Life Forms, 2005. Project for the Life Sciences Building at Rutgers University, Piscataway NJ. Wide view of atrium floor. Bronze embedded in terrazzo. 

6Have you ever experienced time as faster or slower than “normal’?

I do think that time is speeding up. I’m not certain, back to the hourglass metaphor, if it’s because as you get older, there is less sand at the top.  In the beginning, an hourglass seems to move very slowly, and then it seems towards the end it’s running. Being so close to a seventh decade, I can hear the footsteps of that running. They’re palpable. You know, when you’re young the school year took so long.

  Volcana,  2004-5. Cast bronze: 62 x 18 x 12 in. Private collection. 

Volcana, 2004-5. Cast bronze: 62 x 18 x 12 in. Private collection. 

  Aphrodite , 2004-5. Cast bronze: 61.5 x 17.5 x 11.5 in. Private collection. 

Aphrodite, 2004-5. Cast bronze: 61.5 x 17.5 x 11.5 in. Private collection. 

  Titan , 2004. Cast bronze: 64 x 24 x 18 in. Courtesy: Marlborough Gallery. 

Titan, 2004. Cast bronze: 64 x 24 x 18 in. Courtesy: Marlborough Gallery. 

  Figure with Long Arms , 2008. Casting wax: 59 x 18 x 10 in. Work in progress. 

Figure with Long Arms, 2008. Casting wax: 59 x 18 x 10 in. Work in progress. 

  Primal Self-Portrait , 2008. Casting wax; 59 x 17 x 14.5 in. Work in progress. 

Primal Self-Portrait, 2008. Casting wax; 59 x 17 x 14.5 in. Work in progress. 

  Adam from Roots , 2007. Relief print from organic material. 48 x 96 in. 

Adam from Roots, 2007. Relief print from organic material. 48 x 96 in. 

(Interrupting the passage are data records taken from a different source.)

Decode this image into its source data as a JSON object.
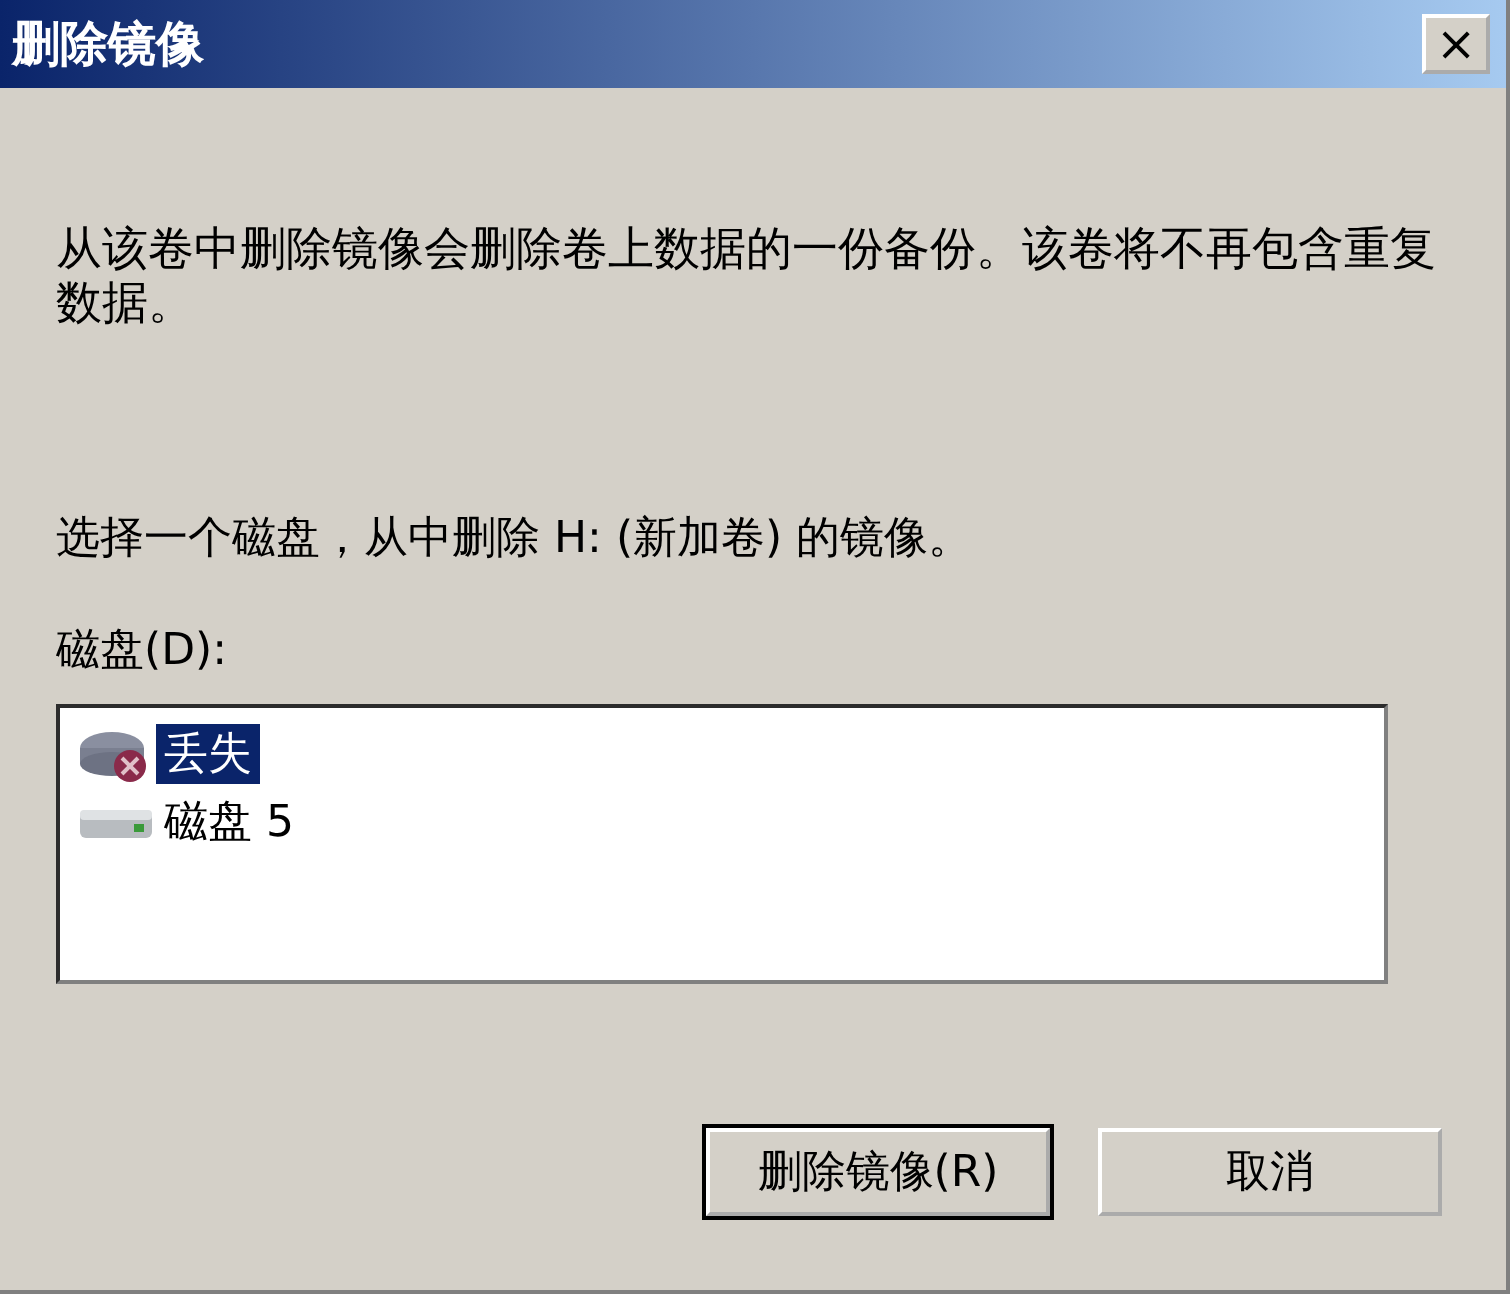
{
  "window": {
    "title": "删除镜像",
    "close": "×"
  },
  "message": "从该卷中删除镜像会删除卷上数据的一份备份。该卷将不再包含重复数据。",
  "prompt": "选择一个磁盘，从中删除 H: (新加卷) 的镜像。",
  "list_label": "磁盘(D):",
  "disks": [
    {
      "kind": "missing",
      "label": "丢失",
      "selected": true
    },
    {
      "kind": "disk",
      "label": "磁盘 5",
      "selected": false
    }
  ],
  "buttons": [
    {
      "label": "删除镜像(R)",
      "default": true
    },
    {
      "label": "取消",
      "default": false
    }
  ]
}
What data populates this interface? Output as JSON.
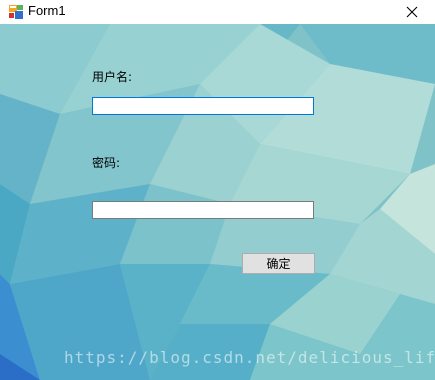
{
  "window": {
    "title": "Form1",
    "app_icon": "winforms-app-icon",
    "close_icon": "close-icon"
  },
  "form": {
    "username_label": "用户名:",
    "username_value": "",
    "password_label": "密码:",
    "password_value": "",
    "ok_button": "确定"
  },
  "watermark": "https://blog.csdn.net/delicious_life",
  "colors": {
    "background_teal": "#7fc3c9",
    "input_focus_border": "#0078d7",
    "button_face": "#e1e1e1"
  }
}
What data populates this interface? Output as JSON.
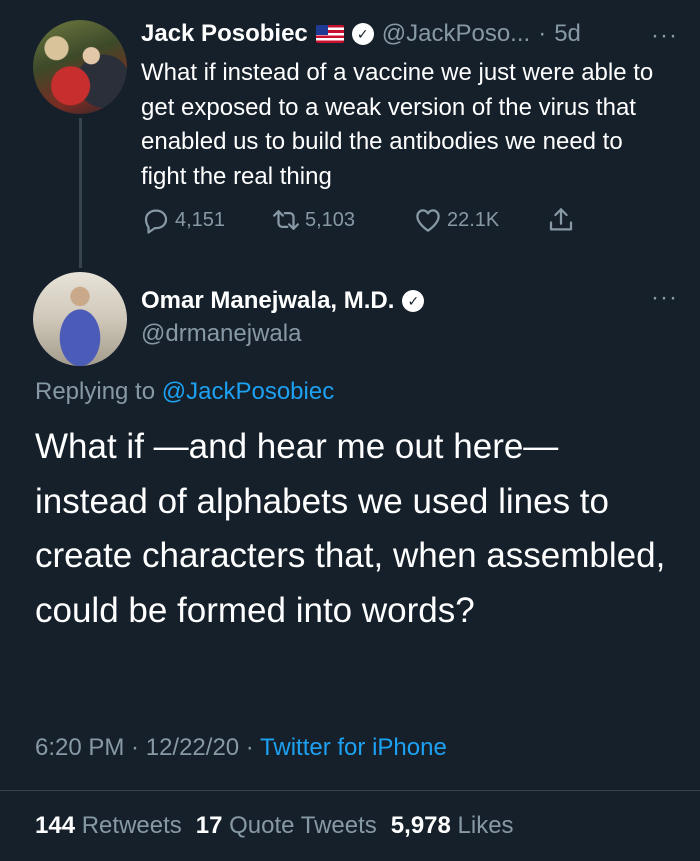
{
  "parent_tweet": {
    "display_name": "Jack Posobiec",
    "handle": "@JackPoso...",
    "time_sep": "·",
    "time": "5d",
    "more": "···",
    "text": "What if instead of a vaccine we just were able to get exposed to a weak version of the virus that enabled us to build the antibodies we need to fight the real thing",
    "replies": "4,151",
    "retweets": "5,103",
    "likes": "22.1K",
    "icons": [
      "flag-us-icon",
      "verified-icon",
      "reply-icon",
      "retweet-icon",
      "like-icon",
      "share-icon"
    ]
  },
  "main_tweet": {
    "display_name": "Omar Manejwala, M.D.",
    "handle": "@drmanejwala",
    "more": "···",
    "replying_prefix": "Replying to ",
    "replying_mention": "@JackPosobiec",
    "text": "What if —and hear me out here— instead of alphabets we used lines to create characters that, when assembled, could be formed into words?",
    "time": "6:20 PM",
    "sep1": " · ",
    "date": "12/22/20",
    "sep2": " · ",
    "source": "Twitter for iPhone",
    "retweets_count": "144",
    "retweets_label": "Retweets",
    "quotes_count": "17",
    "quotes_label": "Quote Tweets",
    "likes_count": "5,978",
    "likes_label": "Likes"
  },
  "colors": {
    "background": "#15202b",
    "text": "#ffffff",
    "muted": "#8899a6",
    "accent": "#1da1f2",
    "line": "#38444d"
  }
}
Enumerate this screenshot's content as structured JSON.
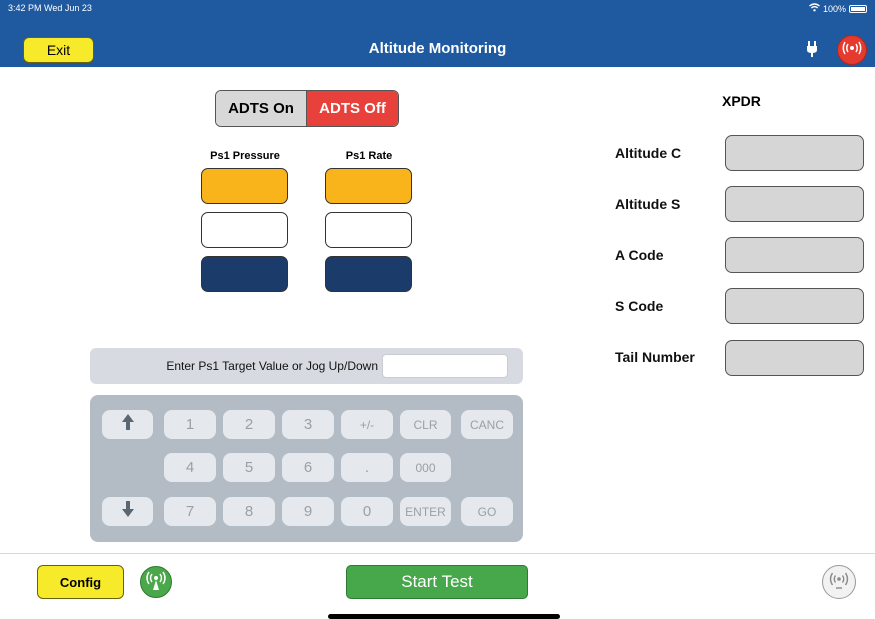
{
  "status_bar": {
    "time": "3:42 PM  Wed Jun 23",
    "battery": "100%"
  },
  "nav": {
    "exit_label": "Exit",
    "title": "Altitude Monitoring"
  },
  "adts": {
    "on_label": "ADTS On",
    "off_label": "ADTS Off",
    "selected": "ADTS Off"
  },
  "ps1": {
    "pressure_header": "Ps1 Pressure",
    "rate_header": "Ps1 Rate"
  },
  "entry": {
    "label": "Enter Ps1 Target Value or Jog Up/Down",
    "value": ""
  },
  "keypad": {
    "row1": [
      "1",
      "2",
      "3",
      "+/-",
      "CLR",
      "CANC"
    ],
    "row2": [
      "4",
      "5",
      "6",
      ".",
      "000"
    ],
    "row3": [
      "7",
      "8",
      "9",
      "0",
      "ENTER",
      "GO"
    ]
  },
  "xpdr": {
    "title": "XPDR",
    "fields": [
      {
        "label": "Altitude C",
        "value": ""
      },
      {
        "label": "Altitude S",
        "value": ""
      },
      {
        "label": "A Code",
        "value": ""
      },
      {
        "label": "S Code",
        "value": ""
      },
      {
        "label": "Tail Number",
        "value": ""
      }
    ]
  },
  "bottom": {
    "config_label": "Config",
    "start_label": "Start Test"
  },
  "colors": {
    "nav_blue": "#1f5aa0",
    "yellow": "#f7ea2a",
    "red": "#e8403a",
    "orange": "#f9b31b",
    "navy": "#1b3b6a",
    "green": "#46a84a"
  },
  "icons": {
    "plug": "plug-icon",
    "alarm": "alarm-broadcast-icon",
    "signal": "antenna-signal-icon",
    "wireless": "wireless-icon",
    "up": "arrow-up-icon",
    "down": "arrow-down-icon"
  }
}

  Woman Alive , 2008. Casting Wax: 66.5 x 24 x 21 in. Work in progress. 

Woman Alive, 2008. Casting Wax: 66.5 x 24 x 21 in. Work in progress. 

  Adam , 2007. Relief print from organic material. 48 x 96 in. 

Adam, 2007. Relief print from organic material. 48 x 96 in. 

  Cro-Magnon 2085 , 2008. Casting wax: 55.5 x 23 x 16 in. Work in progress. 

Cro-Magnon 2085, 2008. Casting wax: 55.5 x 23 x 16 in. Work in progress. 

  Lungs , 2007. Relief print; 48 x 48 in. Courtesy: Wildwood Press. 

Lungs, 2007. Relief print; 48 x 48 in. Courtesy: Wildwood Press. 

  Europa , 2004. Cast bronze: 64 x 17.5 x 13.5 in. Private collection. 

Europa, 2004. Cast bronze: 64 x 17.5 x 13.5 in. Private collection. 

  Scanned III , 2005. Rubbing with grease stick, ink and paint: 24.25 x 18.5 in. Collection: Metropolitan Museum of Art, New York.  

Scanned III, 2005. Rubbing with grease stick, ink and paint: 24.25 x 18.5 in. Collection: Metropolitan Museum of Art, New York.  

7. What would you say is your general relationship with time?

One word: Respect. I have a great respect for time.

8. Do you measure time by counting up, counting down, by not counting at all?

Well, I’m not a counter, so I don’t measure it by counting. I measure it by modules or increments; what I plan to do during a certain given amount of time. For example, can I read a certain section of the New York Times in the next half hour? That’s how I would measure a half-hour. Can I walk to where I’m meeting somebody in the West Village in 20 minutes? If rain is coming this afternoon, do I have all morning to walk?

9. How much do you focus on the past, present and future, respectively? 

I live in the moment - with all due respect to the past.

 

This interview was conducted on June 24, 2013. Any errors in transcription are entirely of the author. All  images, titles and measurements are from micheleokadoner.com. The title portrait was sent from the artist. For more information about Michele and her extraordinary work, visit http://www.micheleokadoner.com/.